> Problem details: For every record beneath this instruction, give an exact repetition, omitting images.

(Stored items)
BEGIN

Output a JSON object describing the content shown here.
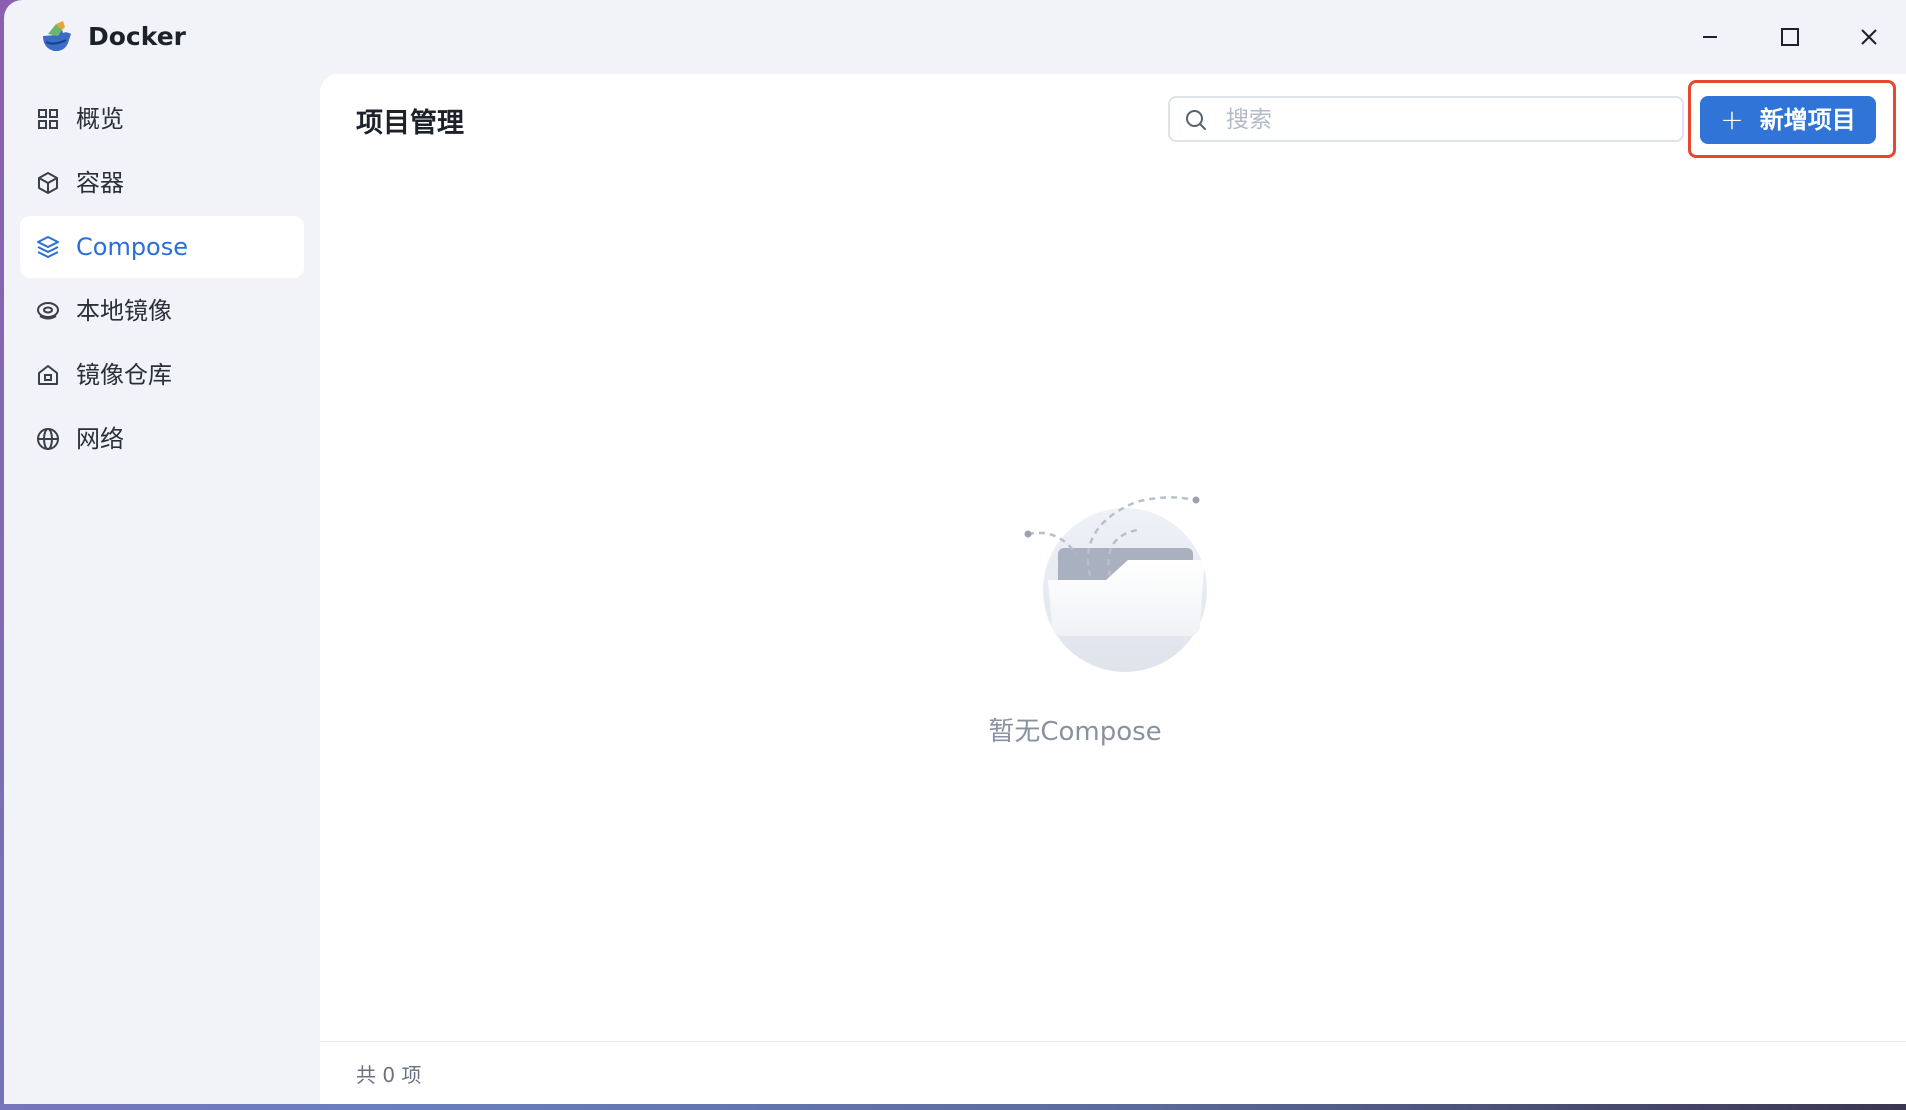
{
  "app": {
    "title": "Docker"
  },
  "window_controls": {
    "minimize_icon": "minimize-icon",
    "maximize_icon": "maximize-icon",
    "close_icon": "close-icon"
  },
  "sidebar": {
    "items": [
      {
        "label": "概览",
        "icon": "grid-icon",
        "active": false
      },
      {
        "label": "容器",
        "icon": "cube-icon",
        "active": false
      },
      {
        "label": "Compose",
        "icon": "layers-icon",
        "active": true
      },
      {
        "label": "本地镜像",
        "icon": "eye-disk-icon",
        "active": false
      },
      {
        "label": "镜像仓库",
        "icon": "home-icon",
        "active": false
      },
      {
        "label": "网络",
        "icon": "globe-icon",
        "active": false
      }
    ]
  },
  "main": {
    "title": "项目管理",
    "search": {
      "placeholder": "搜索",
      "value": ""
    },
    "add_button": {
      "icon": "plus",
      "label": "新增项目"
    },
    "empty": {
      "icon": "empty-folder-icon",
      "text": "暂无Compose"
    },
    "footer": {
      "count_text": "共 0 项"
    }
  },
  "colors": {
    "accent": "#2f74d6",
    "highlight": "#e8472f",
    "window_bg": "#f1f3f8"
  }
}
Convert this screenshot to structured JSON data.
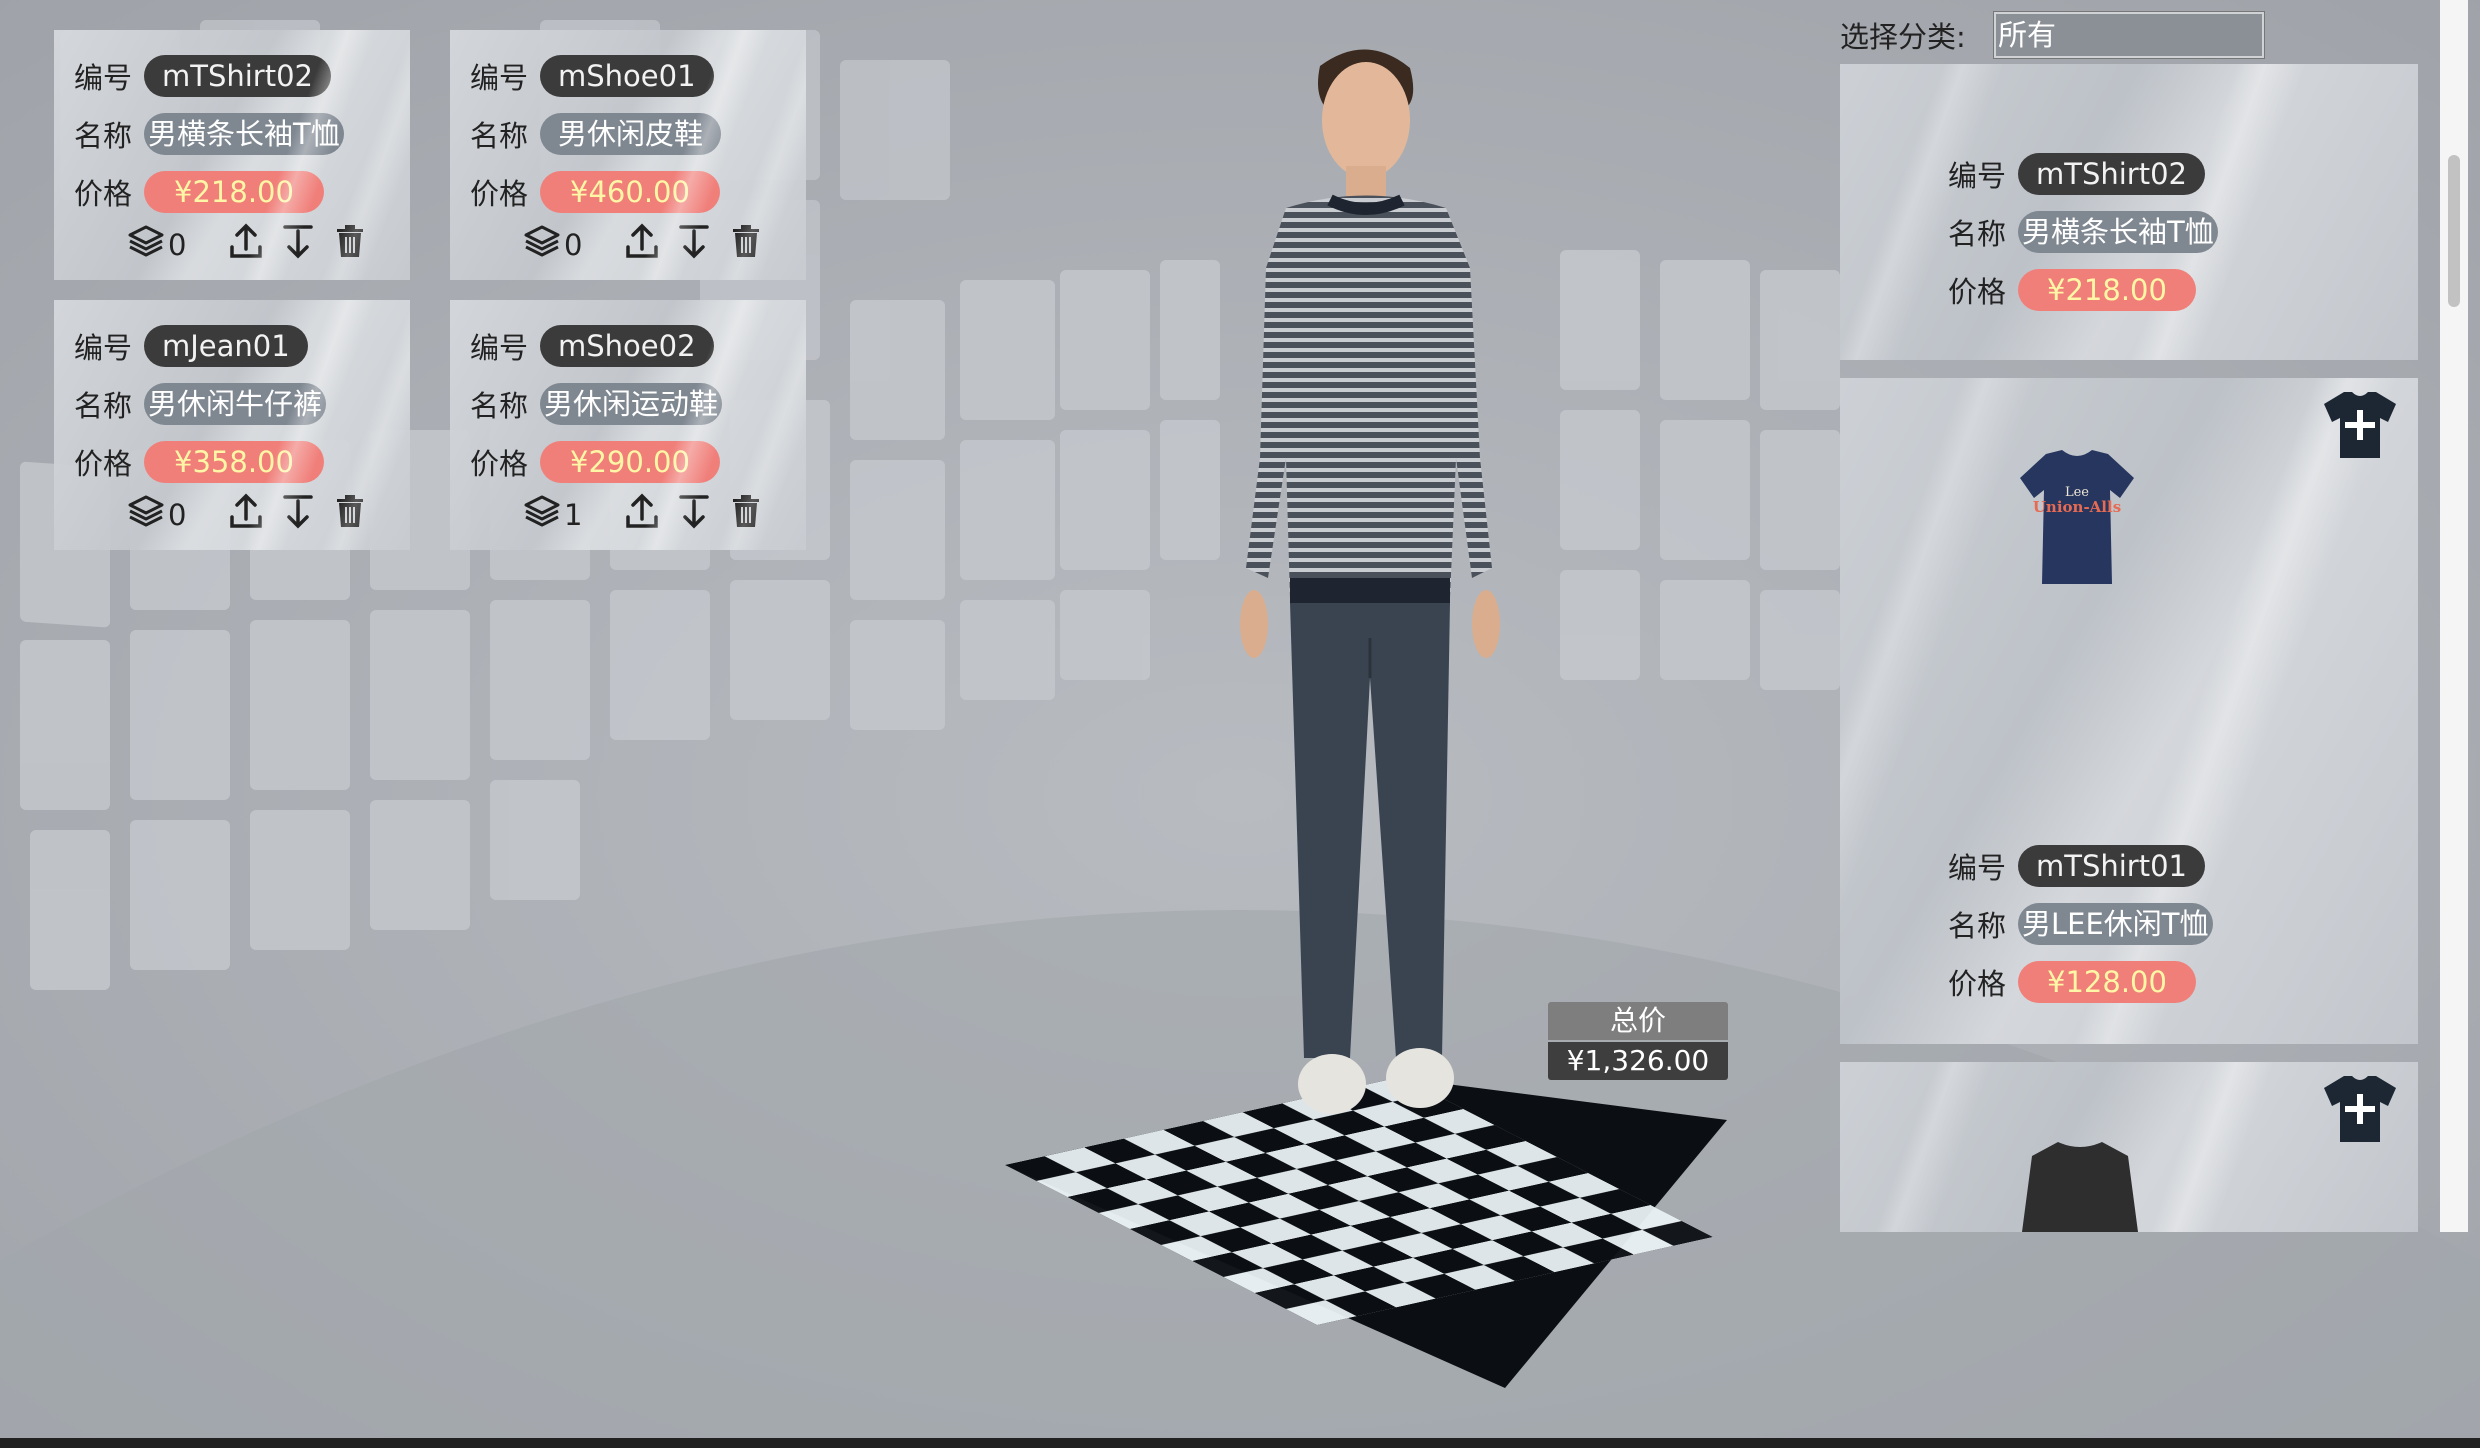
{
  "labels": {
    "code": "编号",
    "name": "名称",
    "price": "价格"
  },
  "selected_items": [
    {
      "code": "mTShirt02",
      "name": "男横条长袖T恤",
      "price": "¥218.00",
      "qty": "0"
    },
    {
      "code": "mShoe01",
      "name": "男休闲皮鞋",
      "price": "¥460.00",
      "qty": "0"
    },
    {
      "code": "mJean01",
      "name": "男休闲牛仔裤",
      "price": "¥358.00",
      "qty": "0"
    },
    {
      "code": "mShoe02",
      "name": "男休闲运动鞋",
      "price": "¥290.00",
      "qty": "1"
    }
  ],
  "total": {
    "label": "总价",
    "value": "¥1,326.00"
  },
  "filter": {
    "label": "选择分类:",
    "value": "所有"
  },
  "catalog": [
    {
      "code": "mTShirt02",
      "name": "男横条长袖T恤",
      "price": "¥218.00"
    },
    {
      "code": "mTShirt01",
      "name": "男LEE休闲T恤",
      "price": "¥128.00",
      "image_text": [
        "Lee",
        "Union-Alls"
      ]
    },
    {
      "code": "",
      "name": "",
      "price": ""
    }
  ],
  "icons": {
    "layers": "layers-icon",
    "upload": "upload-icon",
    "download": "download-icon",
    "delete": "trash-icon",
    "add_to_outfit": "add-shirt-icon"
  },
  "colors": {
    "price_pill": "#f07f7a",
    "price_text": "#fff7a6",
    "code_pill": "#3b3b3b",
    "name_pill": "#7f8791",
    "background": "#a3a7ad"
  }
}
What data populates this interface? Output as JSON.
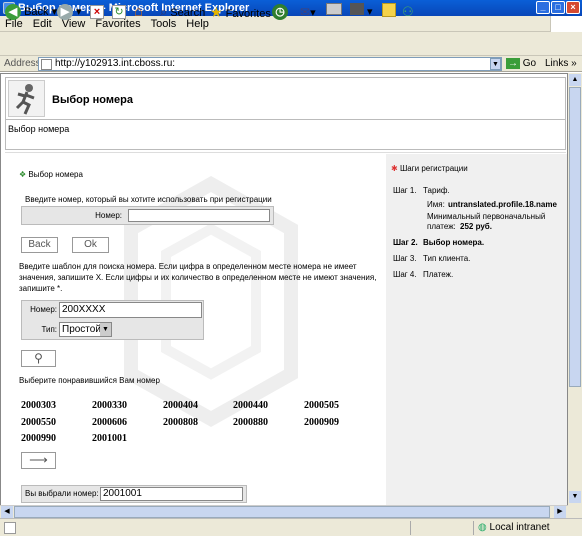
{
  "window": {
    "title": "Выбор номера - Microsoft Internet Explorer"
  },
  "menu": [
    "File",
    "Edit",
    "View",
    "Favorites",
    "Tools",
    "Help"
  ],
  "toolbar": {
    "back": "Back",
    "search": "Search",
    "favorites": "Favorites"
  },
  "address": {
    "label": "Address",
    "url": "http://y102913.int.cboss.ru:",
    "go": "Go",
    "links": "Links"
  },
  "header": {
    "title": "Выбор номера",
    "breadcrumb": "Выбор номера"
  },
  "main": {
    "section_title": "Выбор номера",
    "instruction": "Введите номер, который вы хотите использовать при регистрации",
    "number_label": "Номер:",
    "number_value": "",
    "back_button": "Back",
    "ok_button": "Ok",
    "pattern_help": "Введите шаблон для поиска номера. Если цифра в определенном месте номера не имеет значения, запишите X. Если цифры и их количество в определенном месте не имеют значения, запишите *.",
    "pattern_label": "Номер:",
    "pattern_value": "200XXXX",
    "type_label": "Тип:",
    "type_value": "Простой",
    "choose_text": "Выберите понравившийся Вам номер",
    "numbers": [
      "2000303",
      "2000330",
      "2000404",
      "2000440",
      "2000505",
      "2000550",
      "2000606",
      "2000808",
      "2000880",
      "2000909",
      "2000990",
      "2001001"
    ],
    "selected_label": "Вы выбрали номер:",
    "selected_value": "2001001"
  },
  "sidebar": {
    "title": "Шаги регистрации",
    "step1_label": "Шаг 1.",
    "step1_name": "Тариф.",
    "name_label": "Имя:",
    "name_value": "untranslated.profile.18.name",
    "payment_label": "Минимальный первоначальный платеж:",
    "payment_value": "252 руб.",
    "step2_label": "Шаг 2.",
    "step2_name": "Выбор номера.",
    "step3_label": "Шаг 3.",
    "step3_name": "Тип клиента.",
    "step4_label": "Шаг 4.",
    "step4_name": "Платеж."
  },
  "status": {
    "zone": "Local intranet"
  }
}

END

> Result for this task:
Output a JSON object describing the content shown here.
{
  "app": {
    "title": "Docker"
  },
  "window_controls": {
    "minimize_icon": "minimize-icon",
    "maximize_icon": "maximize-icon",
    "close_icon": "close-icon"
  },
  "sidebar": {
    "items": [
      {
        "label": "概览",
        "icon": "grid-icon",
        "active": false
      },
      {
        "label": "容器",
        "icon": "cube-icon",
        "active": false
      },
      {
        "label": "Compose",
        "icon": "layers-icon",
        "active": true
      },
      {
        "label": "本地镜像",
        "icon": "eye-disk-icon",
        "active": false
      },
      {
        "label": "镜像仓库",
        "icon": "home-icon",
        "active": false
      },
      {
        "label": "网络",
        "icon": "globe-icon",
        "active": false
      }
    ]
  },
  "main": {
    "title": "项目管理",
    "search": {
      "placeholder": "搜索",
      "value": ""
    },
    "add_button": {
      "icon": "plus",
      "label": "新增项目"
    },
    "empty": {
      "icon": "empty-folder-icon",
      "text": "暂无Compose"
    },
    "footer": {
      "count_text": "共 0 项"
    }
  },
  "colors": {
    "accent": "#2f74d6",
    "highlight": "#e8472f",
    "window_bg": "#f1f3f8"
  }
}
Convert this screenshot to structured JSON data.
{
  "labels": {
    "code": "编号",
    "name": "名称",
    "price": "价格"
  },
  "selected_items": [
    {
      "code": "mTShirt02",
      "name": "男横条长袖T恤",
      "price": "¥218.00",
      "qty": "0"
    },
    {
      "code": "mShoe01",
      "name": "男休闲皮鞋",
      "price": "¥460.00",
      "qty": "0"
    },
    {
      "code": "mJean01",
      "name": "男休闲牛仔裤",
      "price": "¥358.00",
      "qty": "0"
    },
    {
      "code": "mShoe02",
      "name": "男休闲运动鞋",
      "price": "¥290.00",
      "qty": "1"
    }
  ],
  "total": {
    "label": "总价",
    "value": "¥1,326.00"
  },
  "filter": {
    "label": "选择分类:",
    "value": "所有"
  },
  "catalog": [
    {
      "code": "mTShirt02",
      "name": "男横条长袖T恤",
      "price": "¥218.00"
    },
    {
      "code": "mTShirt01",
      "name": "男LEE休闲T恤",
      "price": "¥128.00",
      "image_text": [
        "Lee",
        "Union-Alls"
      ]
    },
    {
      "code": "",
      "name": "",
      "price": ""
    }
  ],
  "icons": {
    "layers": "layers-icon",
    "upload": "upload-icon",
    "download": "download-icon",
    "delete": "trash-icon",
    "add_to_outfit": "add-shirt-icon"
  },
  "colors": {
    "price_pill": "#f07f7a",
    "price_text": "#fff7a6",
    "code_pill": "#3b3b3b",
    "name_pill": "#7f8791",
    "background": "#a3a7ad"
  }
}
What data populates this interface? Output as JSON.
{
  "window": {
    "title": "Выбор номера - Microsoft Internet Explorer"
  },
  "menu": [
    "File",
    "Edit",
    "View",
    "Favorites",
    "Tools",
    "Help"
  ],
  "toolbar": {
    "back": "Back",
    "search": "Search",
    "favorites": "Favorites"
  },
  "address": {
    "label": "Address",
    "url": "http://y102913.int.cboss.ru:",
    "go": "Go",
    "links": "Links"
  },
  "header": {
    "title": "Выбор номера",
    "breadcrumb": "Выбор номера"
  },
  "main": {
    "section_title": "Выбор номера",
    "instruction": "Введите номер, который вы хотите использовать при регистрации",
    "number_label": "Номер:",
    "number_value": "",
    "back_button": "Back",
    "ok_button": "Ok",
    "pattern_help": "Введите шаблон для поиска номера. Если цифра в определенном месте номера не имеет значения, запишите X. Если цифры и их количество в определенном месте не имеют значения, запишите *.",
    "pattern_label": "Номер:",
    "pattern_value": "200XXXX",
    "type_label": "Тип:",
    "type_value": "Простой",
    "choose_text": "Выберите понравившийся Вам номер",
    "numbers": [
      "2000303",
      "2000330",
      "2000404",
      "2000440",
      "2000505",
      "2000550",
      "2000606",
      "2000808",
      "2000880",
      "2000909",
      "2000990",
      "2001001"
    ],
    "selected_label": "Вы выбрали номер:",
    "selected_value": "2001001"
  },
  "sidebar": {
    "title": "Шаги регистрации",
    "step1_label": "Шаг 1.",
    "step1_name": "Тариф.",
    "name_label": "Имя:",
    "name_value": "untranslated.profile.18.name",
    "payment_label": "Минимальный первоначальный платеж:",
    "payment_value": "252 руб.",
    "step2_label": "Шаг 2.",
    "step2_name": "Выбор номера.",
    "step3_label": "Шаг 3.",
    "step3_name": "Тип клиента.",
    "step4_label": "Шаг 4.",
    "step4_name": "Платеж."
  },
  "status": {
    "zone": "Local intranet"
  }
}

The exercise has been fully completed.